"Quantitative" data deals, literally, with quantities—that is, things that can be measured. Conversely, "qualitative" data deals with qualities—that is, things that can be observed and described, but not directly measured.
In sociology, quantitative data is often collected by amassing a large body of qualitative data. For instance, information about an individual's lifestyle and habits is qualitative data: it describes observations about a research subject. However, scientists collect lifestyle, habit, age, and demographic data from a large pool of subjects they can measure—for instance, how many people in a given demographic group act a certain way—and so this large data pool represents quantitative data.
Other sociological research methods are less easy to turn into quantitative data, however.

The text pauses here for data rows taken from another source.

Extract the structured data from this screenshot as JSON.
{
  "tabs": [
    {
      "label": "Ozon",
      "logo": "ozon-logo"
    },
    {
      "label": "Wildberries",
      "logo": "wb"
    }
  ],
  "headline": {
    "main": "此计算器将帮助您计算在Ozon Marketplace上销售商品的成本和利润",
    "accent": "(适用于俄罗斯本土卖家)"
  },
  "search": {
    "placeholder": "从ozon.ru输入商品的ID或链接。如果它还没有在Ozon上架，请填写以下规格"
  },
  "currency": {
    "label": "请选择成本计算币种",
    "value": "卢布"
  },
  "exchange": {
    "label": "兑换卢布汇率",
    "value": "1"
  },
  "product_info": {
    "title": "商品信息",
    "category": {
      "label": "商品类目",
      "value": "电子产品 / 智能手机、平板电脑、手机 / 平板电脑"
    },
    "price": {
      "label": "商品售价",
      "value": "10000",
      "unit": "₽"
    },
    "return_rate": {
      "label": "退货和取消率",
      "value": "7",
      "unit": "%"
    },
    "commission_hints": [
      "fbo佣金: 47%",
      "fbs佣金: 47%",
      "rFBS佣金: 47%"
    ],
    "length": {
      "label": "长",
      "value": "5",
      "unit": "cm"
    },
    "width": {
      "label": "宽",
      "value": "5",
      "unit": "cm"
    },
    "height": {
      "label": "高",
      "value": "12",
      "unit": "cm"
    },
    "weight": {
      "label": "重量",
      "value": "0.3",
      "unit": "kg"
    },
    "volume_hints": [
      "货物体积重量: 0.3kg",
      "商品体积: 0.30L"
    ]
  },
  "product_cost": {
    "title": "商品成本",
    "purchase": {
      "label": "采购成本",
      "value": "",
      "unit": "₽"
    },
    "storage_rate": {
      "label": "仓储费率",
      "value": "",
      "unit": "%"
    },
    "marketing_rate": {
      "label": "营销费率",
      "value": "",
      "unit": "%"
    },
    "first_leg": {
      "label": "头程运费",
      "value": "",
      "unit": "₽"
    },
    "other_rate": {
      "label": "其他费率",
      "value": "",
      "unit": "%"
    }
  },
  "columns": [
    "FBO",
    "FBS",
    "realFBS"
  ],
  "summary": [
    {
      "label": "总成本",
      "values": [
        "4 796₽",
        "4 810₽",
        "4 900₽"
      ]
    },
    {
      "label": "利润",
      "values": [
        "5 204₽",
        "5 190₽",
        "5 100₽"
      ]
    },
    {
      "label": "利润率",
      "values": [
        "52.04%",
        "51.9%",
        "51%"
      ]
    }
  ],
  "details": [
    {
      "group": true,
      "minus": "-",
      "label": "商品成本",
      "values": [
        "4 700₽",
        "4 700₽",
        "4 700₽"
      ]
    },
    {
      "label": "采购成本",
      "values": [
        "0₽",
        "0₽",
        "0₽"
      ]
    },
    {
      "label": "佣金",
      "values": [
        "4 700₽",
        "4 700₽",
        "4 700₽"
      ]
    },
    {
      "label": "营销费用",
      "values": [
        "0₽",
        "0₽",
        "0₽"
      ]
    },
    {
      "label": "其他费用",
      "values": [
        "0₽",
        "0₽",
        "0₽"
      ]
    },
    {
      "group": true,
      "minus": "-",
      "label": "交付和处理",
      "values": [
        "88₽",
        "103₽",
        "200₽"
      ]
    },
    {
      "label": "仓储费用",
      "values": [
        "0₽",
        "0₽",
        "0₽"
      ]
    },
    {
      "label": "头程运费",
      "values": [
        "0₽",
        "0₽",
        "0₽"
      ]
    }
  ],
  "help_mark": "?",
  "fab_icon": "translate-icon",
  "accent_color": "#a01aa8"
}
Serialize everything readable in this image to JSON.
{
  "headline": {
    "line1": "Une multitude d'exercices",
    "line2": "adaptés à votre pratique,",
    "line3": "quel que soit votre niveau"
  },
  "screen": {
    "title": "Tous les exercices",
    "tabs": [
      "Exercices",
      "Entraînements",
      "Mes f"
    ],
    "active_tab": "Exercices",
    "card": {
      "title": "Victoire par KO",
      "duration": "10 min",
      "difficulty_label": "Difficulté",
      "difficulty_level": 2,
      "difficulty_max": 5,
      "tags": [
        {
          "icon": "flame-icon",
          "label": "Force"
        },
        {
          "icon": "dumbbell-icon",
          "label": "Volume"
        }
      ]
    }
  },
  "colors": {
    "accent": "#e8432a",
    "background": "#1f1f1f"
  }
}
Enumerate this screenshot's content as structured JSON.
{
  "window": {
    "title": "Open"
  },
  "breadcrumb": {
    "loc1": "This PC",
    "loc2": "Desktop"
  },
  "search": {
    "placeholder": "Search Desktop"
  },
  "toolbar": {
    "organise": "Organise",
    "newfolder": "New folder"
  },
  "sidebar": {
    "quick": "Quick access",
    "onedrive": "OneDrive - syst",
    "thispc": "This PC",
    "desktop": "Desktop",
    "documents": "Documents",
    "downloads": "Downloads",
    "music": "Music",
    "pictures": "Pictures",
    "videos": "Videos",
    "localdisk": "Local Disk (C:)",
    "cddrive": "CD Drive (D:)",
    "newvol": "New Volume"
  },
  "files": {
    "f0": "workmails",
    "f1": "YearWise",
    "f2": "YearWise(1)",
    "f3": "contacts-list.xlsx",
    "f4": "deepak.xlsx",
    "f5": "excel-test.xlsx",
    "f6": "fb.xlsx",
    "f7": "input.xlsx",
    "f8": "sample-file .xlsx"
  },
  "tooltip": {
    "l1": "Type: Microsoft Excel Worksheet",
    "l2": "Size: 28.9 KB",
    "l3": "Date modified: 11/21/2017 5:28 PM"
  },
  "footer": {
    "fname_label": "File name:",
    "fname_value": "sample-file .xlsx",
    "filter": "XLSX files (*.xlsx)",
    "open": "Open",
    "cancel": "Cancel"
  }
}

An interview, for example, represents qualitative data that is difficult or impossible to compare in a large pool with other interviews in a way that would allow for it to be evaluated quantitatively.